# [Work order]
In the records below, find each line with "JSON" and copy it.

# [Data records]
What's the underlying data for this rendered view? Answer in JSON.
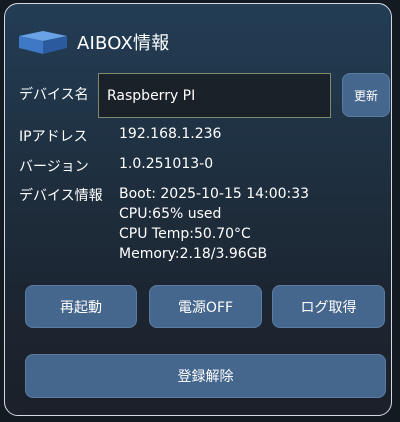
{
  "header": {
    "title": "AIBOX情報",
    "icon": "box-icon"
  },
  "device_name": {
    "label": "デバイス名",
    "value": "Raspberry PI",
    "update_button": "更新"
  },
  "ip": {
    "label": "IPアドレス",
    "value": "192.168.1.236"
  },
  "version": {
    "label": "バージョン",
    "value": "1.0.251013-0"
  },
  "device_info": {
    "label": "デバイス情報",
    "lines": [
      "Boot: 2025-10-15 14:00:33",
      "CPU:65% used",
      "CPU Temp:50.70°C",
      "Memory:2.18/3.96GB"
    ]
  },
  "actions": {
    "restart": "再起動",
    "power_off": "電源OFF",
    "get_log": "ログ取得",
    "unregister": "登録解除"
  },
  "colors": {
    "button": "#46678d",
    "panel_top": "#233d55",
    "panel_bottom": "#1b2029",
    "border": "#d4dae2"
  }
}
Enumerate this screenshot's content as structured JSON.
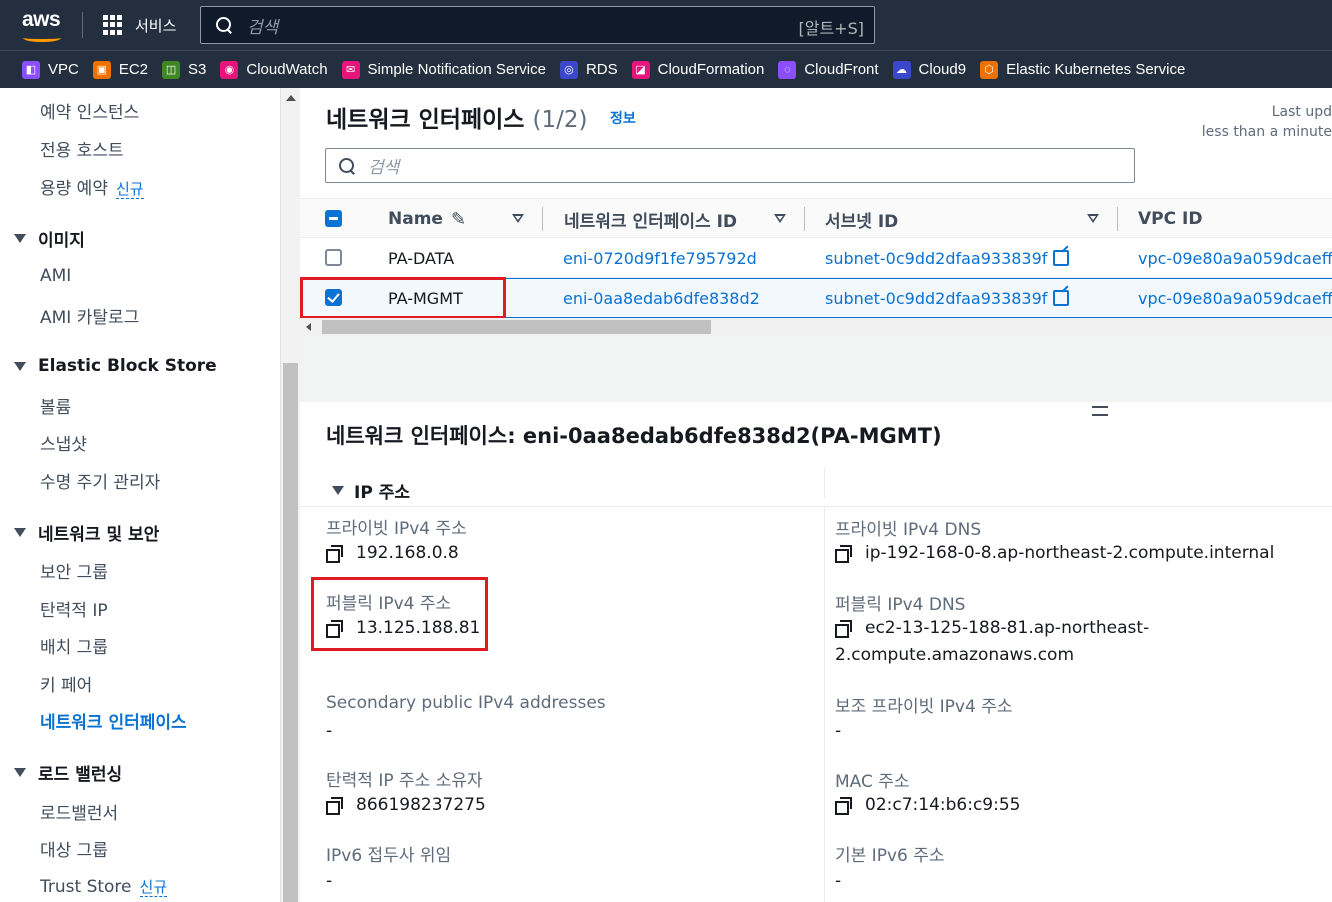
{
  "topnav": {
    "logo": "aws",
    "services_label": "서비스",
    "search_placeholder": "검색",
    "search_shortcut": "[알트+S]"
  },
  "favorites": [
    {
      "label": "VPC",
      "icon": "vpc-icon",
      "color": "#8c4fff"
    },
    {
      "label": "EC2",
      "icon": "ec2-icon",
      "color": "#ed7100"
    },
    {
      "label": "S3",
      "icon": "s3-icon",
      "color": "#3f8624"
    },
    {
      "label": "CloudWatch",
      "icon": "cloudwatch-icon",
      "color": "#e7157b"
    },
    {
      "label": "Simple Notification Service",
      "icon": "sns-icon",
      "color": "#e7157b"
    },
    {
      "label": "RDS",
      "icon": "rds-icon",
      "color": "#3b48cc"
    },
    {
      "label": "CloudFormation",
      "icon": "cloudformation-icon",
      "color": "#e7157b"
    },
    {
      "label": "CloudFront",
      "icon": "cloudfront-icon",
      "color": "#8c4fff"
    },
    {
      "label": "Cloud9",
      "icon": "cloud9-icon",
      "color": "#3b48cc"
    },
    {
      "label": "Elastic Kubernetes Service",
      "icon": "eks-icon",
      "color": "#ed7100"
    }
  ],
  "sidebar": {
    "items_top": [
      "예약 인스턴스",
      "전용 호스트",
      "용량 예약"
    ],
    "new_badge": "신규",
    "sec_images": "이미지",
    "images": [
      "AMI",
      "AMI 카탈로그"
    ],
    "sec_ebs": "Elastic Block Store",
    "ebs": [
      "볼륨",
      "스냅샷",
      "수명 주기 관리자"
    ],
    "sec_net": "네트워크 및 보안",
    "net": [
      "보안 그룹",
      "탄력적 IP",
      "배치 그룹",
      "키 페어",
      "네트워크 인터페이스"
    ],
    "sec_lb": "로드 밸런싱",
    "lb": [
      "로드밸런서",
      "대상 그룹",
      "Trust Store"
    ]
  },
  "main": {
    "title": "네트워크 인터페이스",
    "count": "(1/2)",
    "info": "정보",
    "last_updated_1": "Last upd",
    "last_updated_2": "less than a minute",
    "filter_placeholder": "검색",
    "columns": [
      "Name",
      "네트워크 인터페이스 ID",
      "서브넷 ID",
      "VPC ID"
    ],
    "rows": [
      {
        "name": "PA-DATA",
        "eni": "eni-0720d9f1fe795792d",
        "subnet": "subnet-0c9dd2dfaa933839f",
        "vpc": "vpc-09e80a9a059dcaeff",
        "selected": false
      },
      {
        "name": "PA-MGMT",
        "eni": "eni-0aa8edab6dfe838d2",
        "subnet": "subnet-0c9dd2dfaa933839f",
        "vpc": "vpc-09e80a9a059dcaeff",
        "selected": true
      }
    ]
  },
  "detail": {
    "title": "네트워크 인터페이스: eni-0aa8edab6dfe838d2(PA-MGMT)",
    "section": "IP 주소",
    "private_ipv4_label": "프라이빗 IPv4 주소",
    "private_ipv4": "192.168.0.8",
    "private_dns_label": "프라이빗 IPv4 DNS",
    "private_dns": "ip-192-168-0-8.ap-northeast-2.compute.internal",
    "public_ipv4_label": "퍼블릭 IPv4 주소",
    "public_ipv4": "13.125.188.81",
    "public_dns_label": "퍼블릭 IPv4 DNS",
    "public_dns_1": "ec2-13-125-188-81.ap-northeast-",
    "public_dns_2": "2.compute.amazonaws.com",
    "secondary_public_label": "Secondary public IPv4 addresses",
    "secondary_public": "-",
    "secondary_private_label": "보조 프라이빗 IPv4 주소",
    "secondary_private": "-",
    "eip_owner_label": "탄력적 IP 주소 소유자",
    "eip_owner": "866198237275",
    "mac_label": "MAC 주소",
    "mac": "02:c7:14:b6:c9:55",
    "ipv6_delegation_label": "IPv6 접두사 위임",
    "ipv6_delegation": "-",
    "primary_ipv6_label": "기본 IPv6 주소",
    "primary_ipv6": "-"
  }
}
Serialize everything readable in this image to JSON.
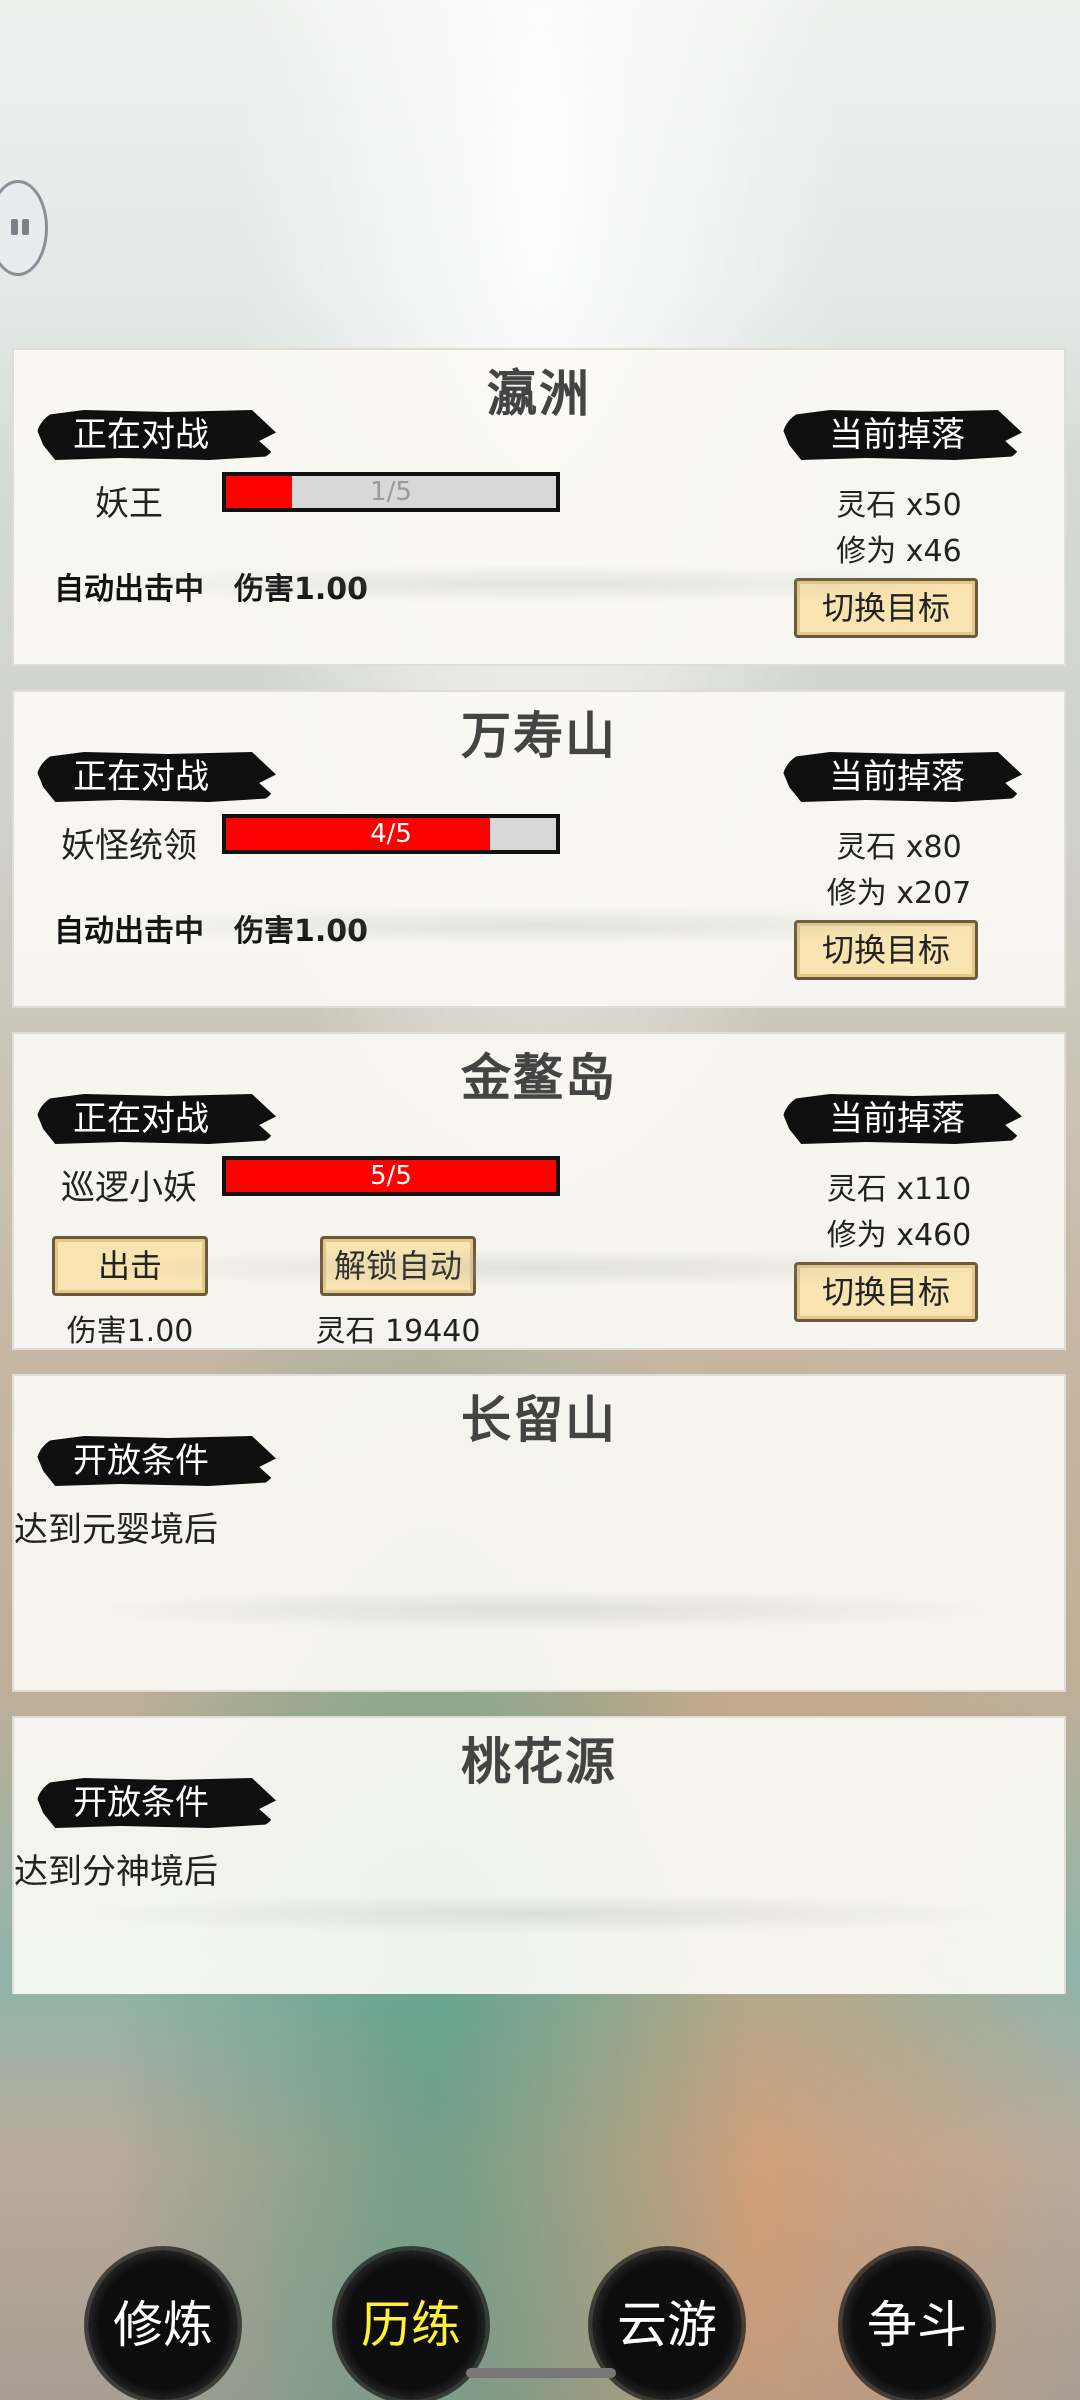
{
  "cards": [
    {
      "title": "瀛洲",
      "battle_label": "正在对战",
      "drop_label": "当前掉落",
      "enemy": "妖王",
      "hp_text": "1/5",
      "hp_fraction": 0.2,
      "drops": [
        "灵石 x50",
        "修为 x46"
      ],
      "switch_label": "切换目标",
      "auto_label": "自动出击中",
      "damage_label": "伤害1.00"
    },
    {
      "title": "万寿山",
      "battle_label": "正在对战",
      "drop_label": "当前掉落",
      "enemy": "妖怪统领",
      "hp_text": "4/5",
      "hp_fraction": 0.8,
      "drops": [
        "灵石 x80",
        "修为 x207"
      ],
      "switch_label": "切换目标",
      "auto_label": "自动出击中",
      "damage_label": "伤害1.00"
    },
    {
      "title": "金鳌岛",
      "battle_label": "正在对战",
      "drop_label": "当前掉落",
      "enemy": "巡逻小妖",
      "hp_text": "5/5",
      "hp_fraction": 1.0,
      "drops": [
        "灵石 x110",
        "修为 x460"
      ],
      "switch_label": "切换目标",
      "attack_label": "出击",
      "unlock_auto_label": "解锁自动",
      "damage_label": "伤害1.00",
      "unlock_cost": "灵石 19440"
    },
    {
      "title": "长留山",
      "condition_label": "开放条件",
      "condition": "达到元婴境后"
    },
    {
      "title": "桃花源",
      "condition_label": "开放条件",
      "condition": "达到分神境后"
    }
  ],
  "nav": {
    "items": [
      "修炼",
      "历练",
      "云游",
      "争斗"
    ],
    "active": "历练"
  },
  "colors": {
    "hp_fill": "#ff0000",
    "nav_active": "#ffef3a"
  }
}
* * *
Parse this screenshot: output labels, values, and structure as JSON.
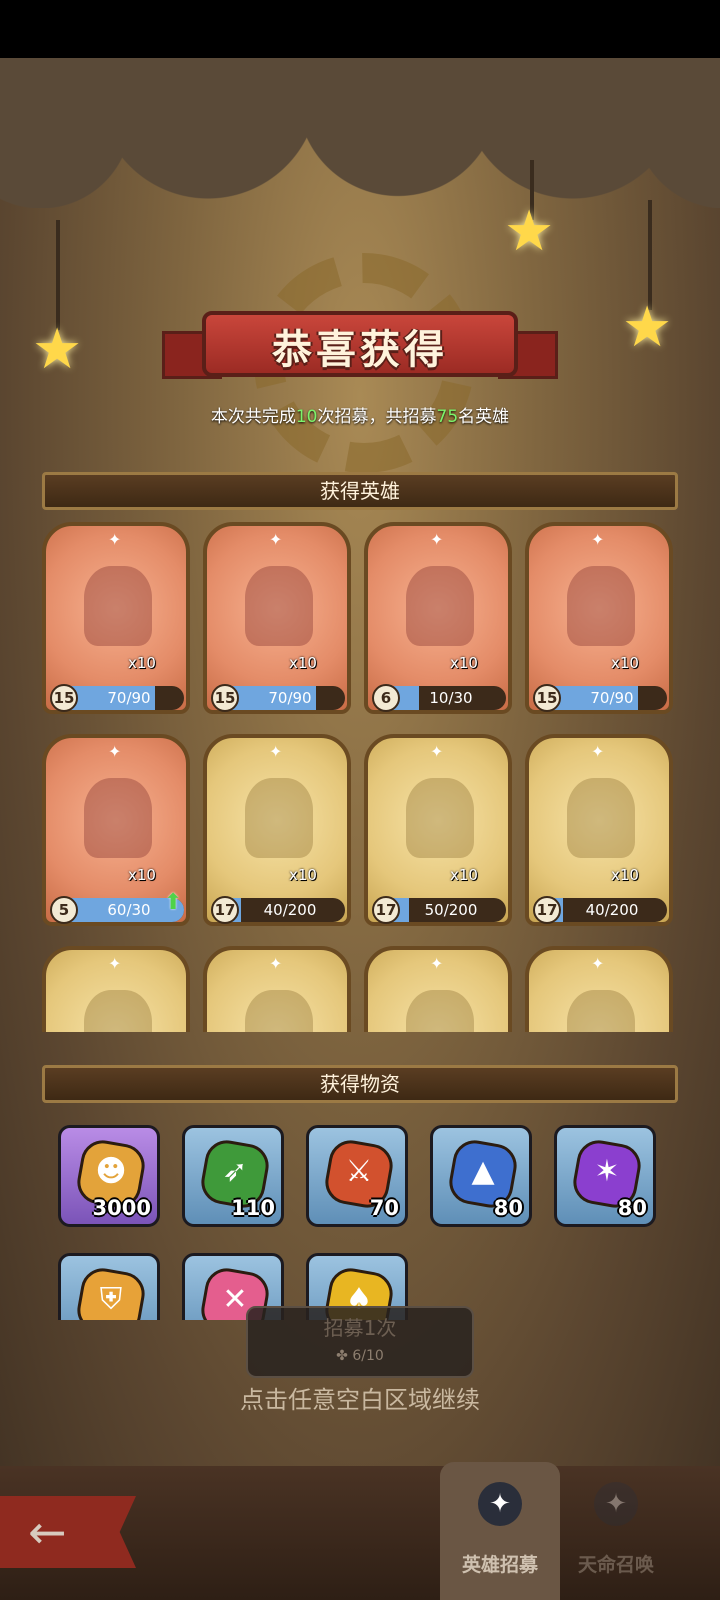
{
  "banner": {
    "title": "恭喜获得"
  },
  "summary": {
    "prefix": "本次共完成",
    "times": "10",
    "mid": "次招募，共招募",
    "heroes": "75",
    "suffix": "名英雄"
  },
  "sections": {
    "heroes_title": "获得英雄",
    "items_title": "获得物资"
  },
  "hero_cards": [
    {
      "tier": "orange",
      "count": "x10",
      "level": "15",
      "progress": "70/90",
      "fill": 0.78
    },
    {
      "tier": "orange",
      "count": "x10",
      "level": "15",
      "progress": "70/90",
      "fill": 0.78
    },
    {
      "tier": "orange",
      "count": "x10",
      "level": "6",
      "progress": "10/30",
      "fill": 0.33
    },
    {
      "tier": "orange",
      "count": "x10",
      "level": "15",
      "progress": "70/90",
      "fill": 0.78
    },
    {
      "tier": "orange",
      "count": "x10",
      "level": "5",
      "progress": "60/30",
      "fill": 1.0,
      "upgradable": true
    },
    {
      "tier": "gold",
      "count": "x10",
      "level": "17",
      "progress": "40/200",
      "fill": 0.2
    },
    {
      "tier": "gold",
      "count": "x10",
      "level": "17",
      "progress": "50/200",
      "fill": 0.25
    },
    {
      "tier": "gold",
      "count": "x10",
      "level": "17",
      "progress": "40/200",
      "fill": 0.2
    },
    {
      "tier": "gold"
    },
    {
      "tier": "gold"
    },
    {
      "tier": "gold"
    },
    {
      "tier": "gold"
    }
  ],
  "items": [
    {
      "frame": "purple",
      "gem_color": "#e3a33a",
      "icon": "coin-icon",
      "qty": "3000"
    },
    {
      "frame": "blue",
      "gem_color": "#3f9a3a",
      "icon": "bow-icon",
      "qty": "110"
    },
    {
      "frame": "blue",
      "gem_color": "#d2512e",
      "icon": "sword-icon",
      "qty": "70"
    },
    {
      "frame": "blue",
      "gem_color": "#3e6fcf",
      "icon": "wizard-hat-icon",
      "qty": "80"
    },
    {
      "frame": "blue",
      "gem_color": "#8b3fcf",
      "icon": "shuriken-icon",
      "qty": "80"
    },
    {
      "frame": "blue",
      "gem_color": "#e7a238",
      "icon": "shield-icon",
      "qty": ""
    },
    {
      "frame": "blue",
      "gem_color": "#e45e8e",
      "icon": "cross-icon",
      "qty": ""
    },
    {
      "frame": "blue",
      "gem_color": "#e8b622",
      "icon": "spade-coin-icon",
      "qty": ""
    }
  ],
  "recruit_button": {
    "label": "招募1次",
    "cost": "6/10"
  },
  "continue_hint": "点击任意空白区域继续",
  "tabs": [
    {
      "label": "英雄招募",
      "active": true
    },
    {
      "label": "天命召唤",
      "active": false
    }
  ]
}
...
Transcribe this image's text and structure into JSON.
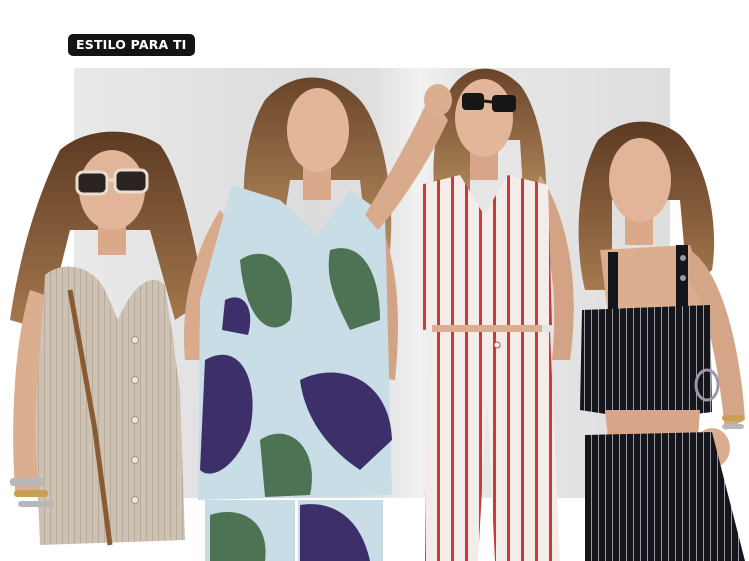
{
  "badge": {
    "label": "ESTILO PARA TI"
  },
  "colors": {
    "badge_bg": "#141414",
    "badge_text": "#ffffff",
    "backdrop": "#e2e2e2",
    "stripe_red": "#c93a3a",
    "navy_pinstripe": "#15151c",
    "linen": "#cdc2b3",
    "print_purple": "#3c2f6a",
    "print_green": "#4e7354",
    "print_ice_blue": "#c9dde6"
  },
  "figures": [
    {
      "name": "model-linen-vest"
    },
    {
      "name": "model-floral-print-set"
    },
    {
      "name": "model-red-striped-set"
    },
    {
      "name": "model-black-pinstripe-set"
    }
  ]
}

# [Written answer]
What's the underlying data for this rendered view? Answer in JSON.
Enumerate this screenshot's content as structured JSON.
Serialize everything readable in this image to JSON.
Parse this screenshot: output labels, values, and structure as JSON.
Transcribe this image's text and structure into JSON.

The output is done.